Human societies, for all their differences in culture and history, can all be seen as webs of social interactions between individuals who act according to their own motives, whether they are aware of them or not. No society can survive unless it develops patterns of interaction that limit conflict and enable its members to work together to solve common problems. In the twenty-first century, however, the challenge facing all of us is to find a way to achieve cooperation on a global scale, so we can cope with problems like climate change, war, resource depletion and the risks of a fragile, highly interdependent world economy.

This agenda has fueled the emergence of a new science of cooperation that combines mathematical modeling, careful study of real societies and experiments using simplified social situations. This program will introduce students to this science, addressing questions like: How are social decisions different from individual decisions? How can self-interested individuals achieve and maintain cooperation? What facts about human psychology and biology might encourage, or impede cooperation? How do we determine what is fair? How do we cope with risk and the tradeoff between the present and the future? How do people calculate the consequences of their decisions, and how are their choices influenced by unconscious or external factors?
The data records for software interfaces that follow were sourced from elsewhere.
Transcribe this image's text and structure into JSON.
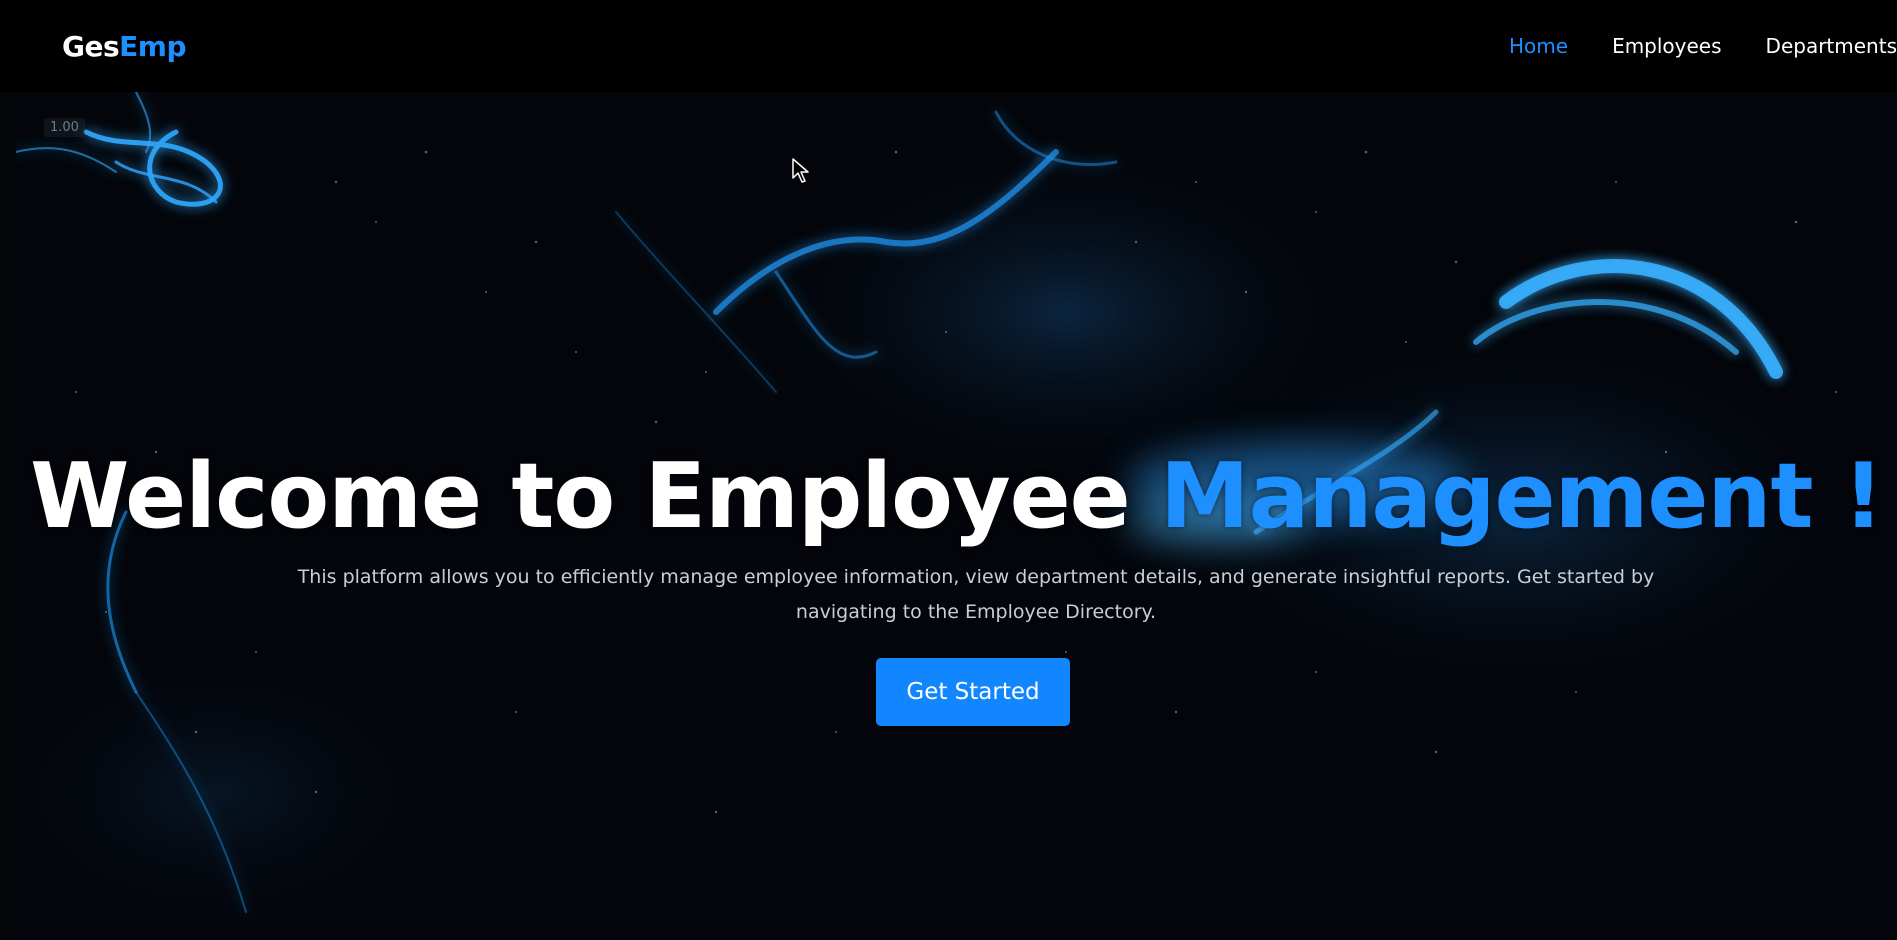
{
  "brand": {
    "prefix": "Ges",
    "accent": "Emp"
  },
  "nav": {
    "items": [
      {
        "label": "Home",
        "active": true
      },
      {
        "label": "Employees",
        "active": false
      },
      {
        "label": "Departments",
        "active": false
      }
    ]
  },
  "hero": {
    "zoom": "1.00",
    "title_main": "Welcome to Employee ",
    "title_accent": "Management !",
    "description": "This platform allows you to efficiently manage employee information, view department details, and generate insightful reports. Get started by navigating to the Employee Directory.",
    "cta_label": "Get Started"
  },
  "colors": {
    "accent": "#1e8fff",
    "button": "#1286ff",
    "nav_bg": "#000000",
    "background": "#03050a"
  },
  "icons": {
    "pointer": "mouse-cursor-icon"
  }
}
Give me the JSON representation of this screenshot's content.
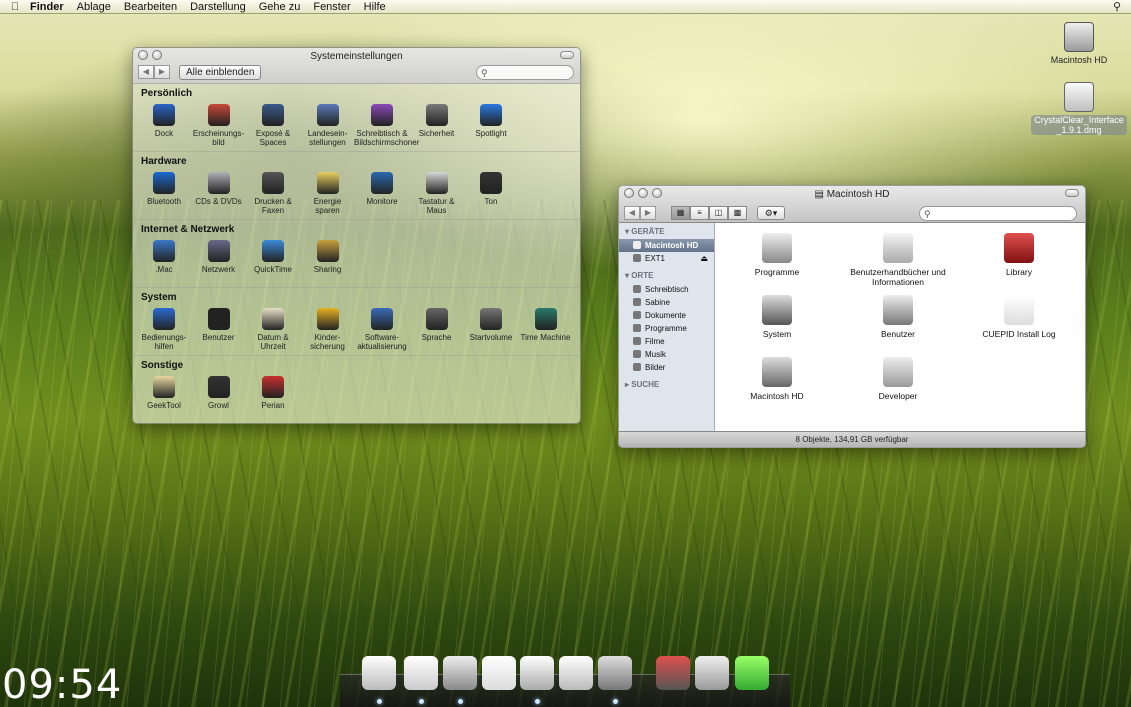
{
  "menubar": {
    "app": "Finder",
    "items": [
      "Ablage",
      "Bearbeiten",
      "Darstellung",
      "Gehe zu",
      "Fenster",
      "Hilfe"
    ]
  },
  "desktop": {
    "icons": [
      {
        "label": "Macintosh HD"
      },
      {
        "label": "CrystalClear_Interface_1.9.1.dmg"
      }
    ]
  },
  "syspref": {
    "title": "Systemeinstellungen",
    "show_all": "Alle einblenden",
    "sections": [
      {
        "heading": "Persönlich",
        "items": [
          "Dock",
          "Erscheinungs-\nbild",
          "Exposé &\nSpaces",
          "Landesein-\nstellungen",
          "Schreibtisch &\nBildschirmschoner",
          "Sicherheit",
          "Spotlight"
        ]
      },
      {
        "heading": "Hardware",
        "items": [
          "Bluetooth",
          "CDs & DVDs",
          "Drucken &\nFaxen",
          "Energie\nsparen",
          "Monitore",
          "Tastatur &\nMaus",
          "Ton"
        ]
      },
      {
        "heading": "Internet & Netzwerk",
        "items": [
          ".Mac",
          "Netzwerk",
          "QuickTime",
          "Sharing"
        ]
      },
      {
        "heading": "System",
        "items": [
          "Bedienungs-\nhilfen",
          "Benutzer",
          "Datum &\nUhrzeit",
          "Kinder-\nsicherung",
          "Software-\naktualisierung",
          "Sprache",
          "Startvolume",
          "Time Machine"
        ]
      },
      {
        "heading": "Sonstige",
        "items": [
          "GeekTool",
          "Growl",
          "Perian"
        ]
      }
    ]
  },
  "finder": {
    "title": "Macintosh HD",
    "sidebar": {
      "devices_heading": "GERÄTE",
      "devices": [
        "Macintosh HD",
        "EXT1"
      ],
      "places_heading": "ORTE",
      "places": [
        "Schreibtisch",
        "Sabine",
        "Dokumente",
        "Programme",
        "Filme",
        "Musik",
        "Bilder"
      ],
      "search_heading": "SUCHE"
    },
    "items": [
      "Programme",
      "Benutzerhandbücher und Informationen",
      "Library",
      "System",
      "Benutzer",
      "CUEPID Install Log",
      "Macintosh HD",
      "Developer"
    ],
    "status": "8 Objekte, 134,91 GB verfügbar"
  },
  "clock": "09:54",
  "colors": {
    "accent": "#64718a",
    "dock_indicator": "#cfe6ff"
  }
}
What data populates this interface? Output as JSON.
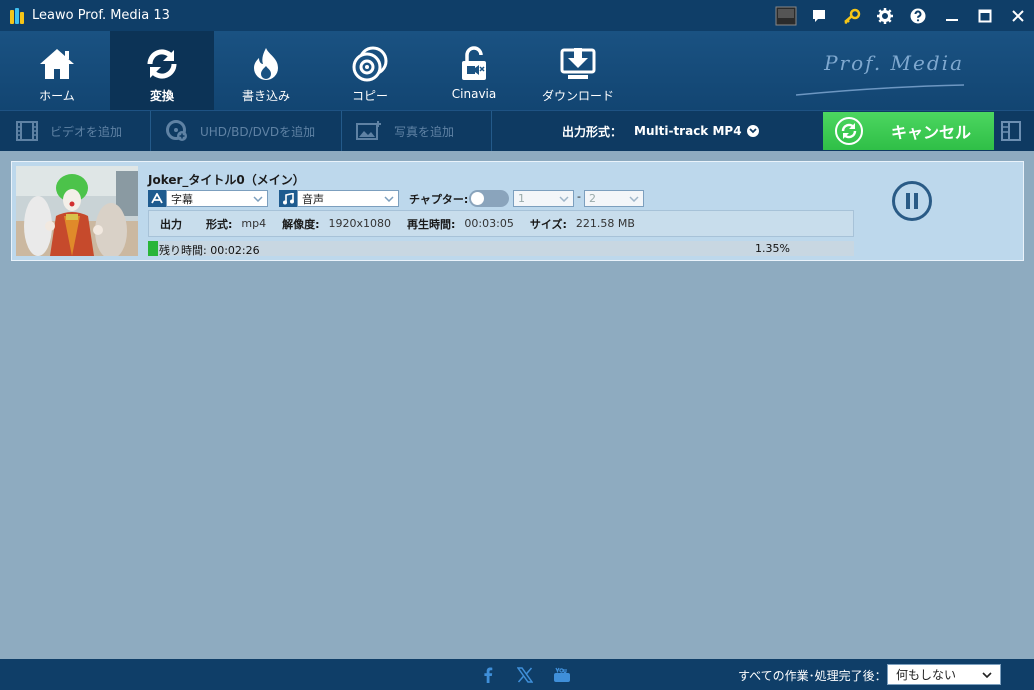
{
  "window": {
    "title": "Leawo Prof. Media 13",
    "controls": [
      "amd-badge-icon",
      "chat-icon",
      "key-icon",
      "gear-icon",
      "help-icon",
      "minimize-icon",
      "maximize-icon",
      "close-icon"
    ]
  },
  "nav": {
    "items": [
      {
        "label": "ホーム",
        "icon": "home-icon"
      },
      {
        "label": "変換",
        "icon": "convert-icon",
        "active": true
      },
      {
        "label": "書き込み",
        "icon": "burn-icon"
      },
      {
        "label": "コピー",
        "icon": "copy-disc-icon"
      },
      {
        "label": "Cinavia",
        "icon": "cinavia-lock-icon"
      },
      {
        "label": "ダウンロード",
        "icon": "download-icon"
      }
    ],
    "brand": "Prof. Media"
  },
  "toolbar": {
    "add_video": "ビデオを追加",
    "add_disc": "UHD/BD/DVDを追加",
    "add_photo": "写真を追加",
    "output_label": "出力形式：",
    "output_value": "Multi-track MP4",
    "cancel": "キャンセル"
  },
  "item": {
    "title": "Joker_タイトル0（メイン）",
    "subtitle_value": "字幕",
    "audio_value": "音声",
    "chapter_label": "チャプター:",
    "chapter_from": "1",
    "chapter_sep": "-",
    "chapter_to": "2",
    "output_label": "出力",
    "format_label": "形式:",
    "format_value": "mp4",
    "resolution_label": "解像度:",
    "resolution_value": "1920x1080",
    "duration_label": "再生時間:",
    "duration_value": "00:03:05",
    "size_label": "サイズ:",
    "size_value": "221.58 MB",
    "remaining": "残り時間: 00:02:26",
    "progress_percent": "1.35%",
    "progress_fraction": 0.0135
  },
  "statusbar": {
    "after_label": "すべての作業･処理完了後：",
    "after_value": "何もしない"
  },
  "colors": {
    "titlebar": "#0f3e68",
    "accent_green": "#2fbf47",
    "content_bg": "#8eabc0"
  }
}
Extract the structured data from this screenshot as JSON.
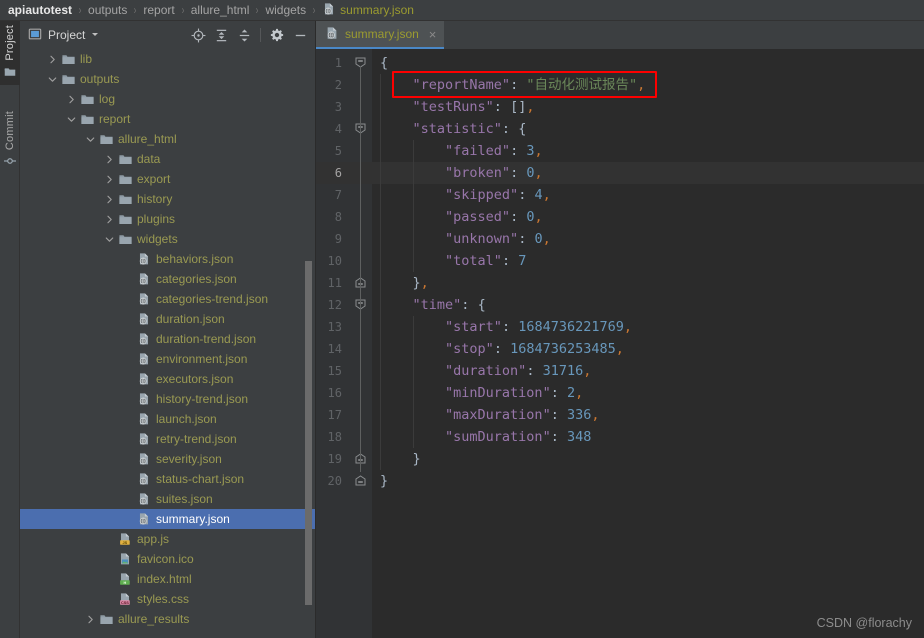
{
  "window": {
    "watermark": "CSDN @florachy"
  },
  "breadcrumb": {
    "separator": "›",
    "items": [
      {
        "label": "apiautotest",
        "icon": "",
        "type": "project"
      },
      {
        "label": "outputs",
        "icon": "",
        "type": "folder"
      },
      {
        "label": "report",
        "icon": "",
        "type": "folder"
      },
      {
        "label": "allure_html",
        "icon": "",
        "type": "folder"
      },
      {
        "label": "widgets",
        "icon": "",
        "type": "folder"
      },
      {
        "label": "summary.json",
        "icon": "json-file-icon",
        "type": "file"
      }
    ]
  },
  "toolstrip": {
    "tabs": [
      {
        "label": "Project",
        "icon": "folder-icon",
        "active": true
      },
      {
        "label": "Commit",
        "icon": "commit-icon",
        "active": false
      }
    ]
  },
  "project_panel": {
    "title": "Project",
    "title_icon": "project-view-icon",
    "dropdown_icon": "chevron-down-icon",
    "tools": [
      {
        "name": "scroll-from-source-icon",
        "tooltip": "Select Opened File"
      },
      {
        "name": "expand-all-icon",
        "tooltip": "Expand All"
      },
      {
        "name": "collapse-all-icon",
        "tooltip": "Collapse All"
      },
      {
        "name": "settings-gear-icon",
        "tooltip": "Options"
      },
      {
        "name": "hide-panel-icon",
        "tooltip": "Hide"
      }
    ],
    "tree": [
      {
        "label": "lib",
        "depth": 1,
        "type": "folder",
        "state": "collapsed",
        "selected": false
      },
      {
        "label": "outputs",
        "depth": 1,
        "type": "folder",
        "state": "expanded",
        "selected": false
      },
      {
        "label": "log",
        "depth": 2,
        "type": "folder",
        "state": "collapsed",
        "selected": false
      },
      {
        "label": "report",
        "depth": 2,
        "type": "folder",
        "state": "expanded",
        "selected": false
      },
      {
        "label": "allure_html",
        "depth": 3,
        "type": "folder",
        "state": "expanded",
        "selected": false
      },
      {
        "label": "data",
        "depth": 4,
        "type": "folder",
        "state": "collapsed",
        "selected": false
      },
      {
        "label": "export",
        "depth": 4,
        "type": "folder",
        "state": "collapsed",
        "selected": false
      },
      {
        "label": "history",
        "depth": 4,
        "type": "folder",
        "state": "collapsed",
        "selected": false
      },
      {
        "label": "plugins",
        "depth": 4,
        "type": "folder",
        "state": "collapsed",
        "selected": false
      },
      {
        "label": "widgets",
        "depth": 4,
        "type": "folder",
        "state": "expanded",
        "selected": false
      },
      {
        "label": "behaviors.json",
        "depth": 5,
        "type": "json",
        "state": "leaf",
        "selected": false
      },
      {
        "label": "categories.json",
        "depth": 5,
        "type": "json",
        "state": "leaf",
        "selected": false
      },
      {
        "label": "categories-trend.json",
        "depth": 5,
        "type": "json",
        "state": "leaf",
        "selected": false
      },
      {
        "label": "duration.json",
        "depth": 5,
        "type": "json",
        "state": "leaf",
        "selected": false
      },
      {
        "label": "duration-trend.json",
        "depth": 5,
        "type": "json",
        "state": "leaf",
        "selected": false
      },
      {
        "label": "environment.json",
        "depth": 5,
        "type": "json",
        "state": "leaf",
        "selected": false
      },
      {
        "label": "executors.json",
        "depth": 5,
        "type": "json",
        "state": "leaf",
        "selected": false
      },
      {
        "label": "history-trend.json",
        "depth": 5,
        "type": "json",
        "state": "leaf",
        "selected": false
      },
      {
        "label": "launch.json",
        "depth": 5,
        "type": "json",
        "state": "leaf",
        "selected": false
      },
      {
        "label": "retry-trend.json",
        "depth": 5,
        "type": "json",
        "state": "leaf",
        "selected": false
      },
      {
        "label": "severity.json",
        "depth": 5,
        "type": "json",
        "state": "leaf",
        "selected": false
      },
      {
        "label": "status-chart.json",
        "depth": 5,
        "type": "json",
        "state": "leaf",
        "selected": false
      },
      {
        "label": "suites.json",
        "depth": 5,
        "type": "json",
        "state": "leaf",
        "selected": false
      },
      {
        "label": "summary.json",
        "depth": 5,
        "type": "json",
        "state": "leaf",
        "selected": true
      },
      {
        "label": "app.js",
        "depth": 4,
        "type": "js",
        "state": "leaf",
        "selected": false
      },
      {
        "label": "favicon.ico",
        "depth": 4,
        "type": "ico",
        "state": "leaf",
        "selected": false
      },
      {
        "label": "index.html",
        "depth": 4,
        "type": "html",
        "state": "leaf",
        "selected": false
      },
      {
        "label": "styles.css",
        "depth": 4,
        "type": "css",
        "state": "leaf",
        "selected": false
      },
      {
        "label": "allure_results",
        "depth": 3,
        "type": "folder",
        "state": "collapsed",
        "selected": false
      }
    ]
  },
  "editor": {
    "tabs": [
      {
        "label": "summary.json",
        "icon": "json-file-icon",
        "active": true,
        "close_icon": "close-icon",
        "close_label": "×"
      }
    ],
    "current_line": 6,
    "lines": [
      {
        "num": 1,
        "fold": "start",
        "tokens": [
          {
            "t": "{",
            "c": "p"
          }
        ]
      },
      {
        "num": 2,
        "fold": "mid",
        "tokens": [
          {
            "t": "    ",
            "c": "p"
          },
          {
            "t": "\"reportName\"",
            "c": "k"
          },
          {
            "t": ": ",
            "c": "p"
          },
          {
            "t": "\"自动化测试报告\"",
            "c": "s"
          },
          {
            "t": ",",
            "c": "cm"
          }
        ]
      },
      {
        "num": 3,
        "fold": "mid",
        "tokens": [
          {
            "t": "    ",
            "c": "p"
          },
          {
            "t": "\"testRuns\"",
            "c": "k"
          },
          {
            "t": ": ",
            "c": "p"
          },
          {
            "t": "[]",
            "c": "p"
          },
          {
            "t": ",",
            "c": "cm"
          }
        ]
      },
      {
        "num": 4,
        "fold": "start",
        "tokens": [
          {
            "t": "    ",
            "c": "p"
          },
          {
            "t": "\"statistic\"",
            "c": "k"
          },
          {
            "t": ": ",
            "c": "p"
          },
          {
            "t": "{",
            "c": "p"
          }
        ]
      },
      {
        "num": 5,
        "fold": "mid",
        "tokens": [
          {
            "t": "        ",
            "c": "p"
          },
          {
            "t": "\"failed\"",
            "c": "k"
          },
          {
            "t": ": ",
            "c": "p"
          },
          {
            "t": "3",
            "c": "n"
          },
          {
            "t": ",",
            "c": "cm"
          }
        ]
      },
      {
        "num": 6,
        "fold": "mid",
        "tokens": [
          {
            "t": "        ",
            "c": "p"
          },
          {
            "t": "\"broken\"",
            "c": "k"
          },
          {
            "t": ": ",
            "c": "p"
          },
          {
            "t": "0",
            "c": "n"
          },
          {
            "t": ",",
            "c": "cm"
          }
        ]
      },
      {
        "num": 7,
        "fold": "mid",
        "tokens": [
          {
            "t": "        ",
            "c": "p"
          },
          {
            "t": "\"skipped\"",
            "c": "k"
          },
          {
            "t": ": ",
            "c": "p"
          },
          {
            "t": "4",
            "c": "n"
          },
          {
            "t": ",",
            "c": "cm"
          }
        ]
      },
      {
        "num": 8,
        "fold": "mid",
        "tokens": [
          {
            "t": "        ",
            "c": "p"
          },
          {
            "t": "\"passed\"",
            "c": "k"
          },
          {
            "t": ": ",
            "c": "p"
          },
          {
            "t": "0",
            "c": "n"
          },
          {
            "t": ",",
            "c": "cm"
          }
        ]
      },
      {
        "num": 9,
        "fold": "mid",
        "tokens": [
          {
            "t": "        ",
            "c": "p"
          },
          {
            "t": "\"unknown\"",
            "c": "k"
          },
          {
            "t": ": ",
            "c": "p"
          },
          {
            "t": "0",
            "c": "n"
          },
          {
            "t": ",",
            "c": "cm"
          }
        ]
      },
      {
        "num": 10,
        "fold": "mid",
        "tokens": [
          {
            "t": "        ",
            "c": "p"
          },
          {
            "t": "\"total\"",
            "c": "k"
          },
          {
            "t": ": ",
            "c": "p"
          },
          {
            "t": "7",
            "c": "n"
          }
        ]
      },
      {
        "num": 11,
        "fold": "end",
        "tokens": [
          {
            "t": "    ",
            "c": "p"
          },
          {
            "t": "}",
            "c": "p"
          },
          {
            "t": ",",
            "c": "cm"
          }
        ]
      },
      {
        "num": 12,
        "fold": "start",
        "tokens": [
          {
            "t": "    ",
            "c": "p"
          },
          {
            "t": "\"time\"",
            "c": "k"
          },
          {
            "t": ": ",
            "c": "p"
          },
          {
            "t": "{",
            "c": "p"
          }
        ]
      },
      {
        "num": 13,
        "fold": "mid",
        "tokens": [
          {
            "t": "        ",
            "c": "p"
          },
          {
            "t": "\"start\"",
            "c": "k"
          },
          {
            "t": ": ",
            "c": "p"
          },
          {
            "t": "1684736221769",
            "c": "n"
          },
          {
            "t": ",",
            "c": "cm"
          }
        ]
      },
      {
        "num": 14,
        "fold": "mid",
        "tokens": [
          {
            "t": "        ",
            "c": "p"
          },
          {
            "t": "\"stop\"",
            "c": "k"
          },
          {
            "t": ": ",
            "c": "p"
          },
          {
            "t": "1684736253485",
            "c": "n"
          },
          {
            "t": ",",
            "c": "cm"
          }
        ]
      },
      {
        "num": 15,
        "fold": "mid",
        "tokens": [
          {
            "t": "        ",
            "c": "p"
          },
          {
            "t": "\"duration\"",
            "c": "k"
          },
          {
            "t": ": ",
            "c": "p"
          },
          {
            "t": "31716",
            "c": "n"
          },
          {
            "t": ",",
            "c": "cm"
          }
        ]
      },
      {
        "num": 16,
        "fold": "mid",
        "tokens": [
          {
            "t": "        ",
            "c": "p"
          },
          {
            "t": "\"minDuration\"",
            "c": "k"
          },
          {
            "t": ": ",
            "c": "p"
          },
          {
            "t": "2",
            "c": "n"
          },
          {
            "t": ",",
            "c": "cm"
          }
        ]
      },
      {
        "num": 17,
        "fold": "mid",
        "tokens": [
          {
            "t": "        ",
            "c": "p"
          },
          {
            "t": "\"maxDuration\"",
            "c": "k"
          },
          {
            "t": ": ",
            "c": "p"
          },
          {
            "t": "336",
            "c": "n"
          },
          {
            "t": ",",
            "c": "cm"
          }
        ]
      },
      {
        "num": 18,
        "fold": "mid",
        "tokens": [
          {
            "t": "        ",
            "c": "p"
          },
          {
            "t": "\"sumDuration\"",
            "c": "k"
          },
          {
            "t": ": ",
            "c": "p"
          },
          {
            "t": "348",
            "c": "n"
          }
        ]
      },
      {
        "num": 19,
        "fold": "end",
        "tokens": [
          {
            "t": "    ",
            "c": "p"
          },
          {
            "t": "}",
            "c": "p"
          }
        ]
      },
      {
        "num": 20,
        "fold": "end",
        "tokens": [
          {
            "t": "}",
            "c": "p"
          }
        ]
      }
    ],
    "annotation": {
      "type": "red-rectangle",
      "color": "#fe0000",
      "target_line": 2
    }
  },
  "colors": {
    "panel_bg": "#3c3f41",
    "editor_bg": "#2b2b2b",
    "gutter_bg": "#313335",
    "selection_blue": "#4b6eaf",
    "folder_label": "#9a9a52",
    "key_purple": "#9876aa",
    "string_green": "#6a8759",
    "number_blue": "#6897bb",
    "annotation_red": "#fe0000"
  }
}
And how do the answers to all these questions change as we consider different societies and even different individuals?

We will use multiple modes of investigation, but one thread running through them will be game theory and decision theory, both of which are applications of mathematical methods to the social sciences. Through collaborative workshops we will acquire the skills to build and analyze simple models of individual choice and social interaction. Another connecting thread will be recent research on the development of bonds of empathy and interdependence between people in actual social settings. Working in teams, we will use the insights we obtain to design experiments that test how real people, such as Evergreen students, behave under conditions that embody social dilemmas. We will also read accounts, both in fiction and nonfiction, that suggest what is distinctive and universal in social interaction. These readings will provide the basis for seminars and short writing projects.

While there are no prerequisites for this introductory program, students should be prepared for an engaging and intellectually demanding interdisciplinary study involving mathematical concepts, philosophy and the study of human behavior and development. Much of the work will involve new modes of mathematical reasoning, which will rely on competency with algebra. The program will also incorporate a general introduction to statistical methods and probability, with the opportunity to collect and analyze our own data.